JERUSALEM (AP) — Israel's ambassador to the United Nations said Thursday that the country appreciates the support of its newfound allies in eastern Europe but expects "stronger actions" from them when it comes to their stance against anti-Semitism.
Danny Danon said the former communist nations have played a key role in blocking anti-Israel measures in the European Union and other international forums. But he said they had to improve their approach toward Jews.
"When we meet them, we tell them: 'We are grateful for your involvement. We want to continue the cooperation. But at the same time when it comes to domestic issues, you have to take stronger action,'" he told reporters in Jerusalem. "We do expect stronger actions when it comes to anti-Semitism."
Danon is in Israel heading a delegation of fellow ambassadors to the U.N. after making a stop with them in Poland. Along with Lithuania, Ukraine, Hungary and others, it is among those swept up in a wave of World War II-era revisionism that seeks to diminish their culpability in the Holocaust while making heroes out of anti-Soviet nationalists involved in the mass killing of Jews.
Danon's comments come just days after Israeli Prime Minister Benjamin Netanyahu extended a warm welcome to Lithuania's prime minister, in his latest embrace of an eastern European leader who has offered strong political support for Israel while promoting a distorted image of the Holocaust.

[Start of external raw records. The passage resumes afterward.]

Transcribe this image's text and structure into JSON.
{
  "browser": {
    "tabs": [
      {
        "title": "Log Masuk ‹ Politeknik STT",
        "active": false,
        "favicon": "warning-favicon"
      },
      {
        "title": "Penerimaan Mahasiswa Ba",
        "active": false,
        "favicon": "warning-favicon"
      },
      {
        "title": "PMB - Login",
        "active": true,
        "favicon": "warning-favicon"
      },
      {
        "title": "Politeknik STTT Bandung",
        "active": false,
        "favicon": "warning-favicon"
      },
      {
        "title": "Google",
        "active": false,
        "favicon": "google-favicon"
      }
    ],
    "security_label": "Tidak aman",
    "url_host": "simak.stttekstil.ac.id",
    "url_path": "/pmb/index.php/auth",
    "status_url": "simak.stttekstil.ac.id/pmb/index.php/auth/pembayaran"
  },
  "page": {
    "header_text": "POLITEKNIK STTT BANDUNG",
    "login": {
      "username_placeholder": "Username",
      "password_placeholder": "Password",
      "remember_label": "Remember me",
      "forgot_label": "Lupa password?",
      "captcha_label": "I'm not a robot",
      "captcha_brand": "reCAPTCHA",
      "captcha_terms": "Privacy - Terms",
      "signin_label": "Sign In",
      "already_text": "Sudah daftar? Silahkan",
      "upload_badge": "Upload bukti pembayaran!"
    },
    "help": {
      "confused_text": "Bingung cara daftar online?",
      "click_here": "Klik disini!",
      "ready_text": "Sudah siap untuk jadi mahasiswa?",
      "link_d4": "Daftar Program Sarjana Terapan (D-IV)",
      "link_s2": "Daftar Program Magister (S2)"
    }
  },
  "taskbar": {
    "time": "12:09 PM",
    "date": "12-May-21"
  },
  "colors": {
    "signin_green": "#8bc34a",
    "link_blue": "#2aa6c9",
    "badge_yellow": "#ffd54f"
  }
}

In Israel, established in the wake of the Nazi genocide of 6 million Jews, many critics say Netanyahu is cynically betraying the victims' memory.
Critics say Netanyahu — who often invokes the Holocaust when inveighing against archrival Iran — turns a blind eye when it comes to like-minded allies.

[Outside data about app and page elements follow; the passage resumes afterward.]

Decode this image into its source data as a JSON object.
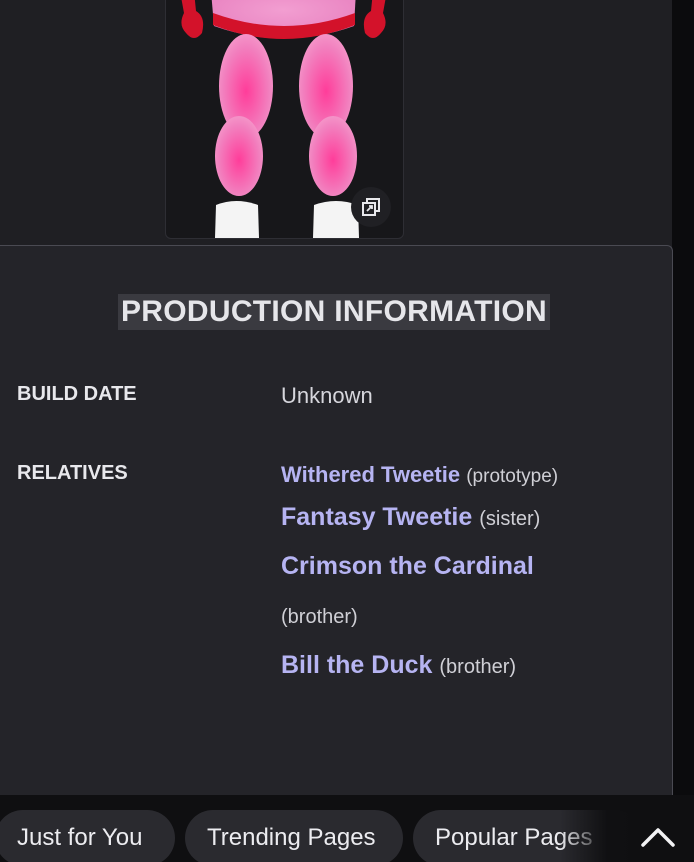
{
  "infobox": {
    "section_title": "PRODUCTION INFORMATION",
    "build_date_label": "BUILD DATE",
    "build_date_value": "Unknown",
    "relatives_label": "RELATIVES",
    "relatives": [
      {
        "name": "Withered Tweetie",
        "note": "(prototype)"
      },
      {
        "name": "Fantasy Tweetie",
        "note": "(sister)"
      },
      {
        "name": "Crimson the Cardinal",
        "note": "(brother)"
      },
      {
        "name": "Bill the Duck",
        "note": "(brother)"
      }
    ]
  },
  "figure": {
    "expand_icon": "expand-icon",
    "colors": {
      "body": "#f06bb4",
      "trim": "#d3122a",
      "shoes": "#f4f4f4"
    }
  },
  "bottom_nav": {
    "items": [
      "Just for You",
      "Trending Pages",
      "Popular Pages"
    ],
    "scroll_top_icon": "chevron-up-icon"
  },
  "colors": {
    "link": "#b6b4f2",
    "background": "#1f1f23",
    "panel": "#242429"
  }
}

For such countries, the warm embrace of the Israeli leader provides a strong defense against accusations of anti-Semitism while also strengthening ties with a close U.S. ally.
The delegation of 40 U.N. ambassadors led by Danon is paying a five-day visit to Israel. The envoys are slated to meet with Israeli President Reuven Rivlin and Prime Minister Benjamin Netanyahu on Sunday before visiting Israel's northern border with Lebanon and inspecting Hezbollah attack tunnels recently uncovered by the Israeli military.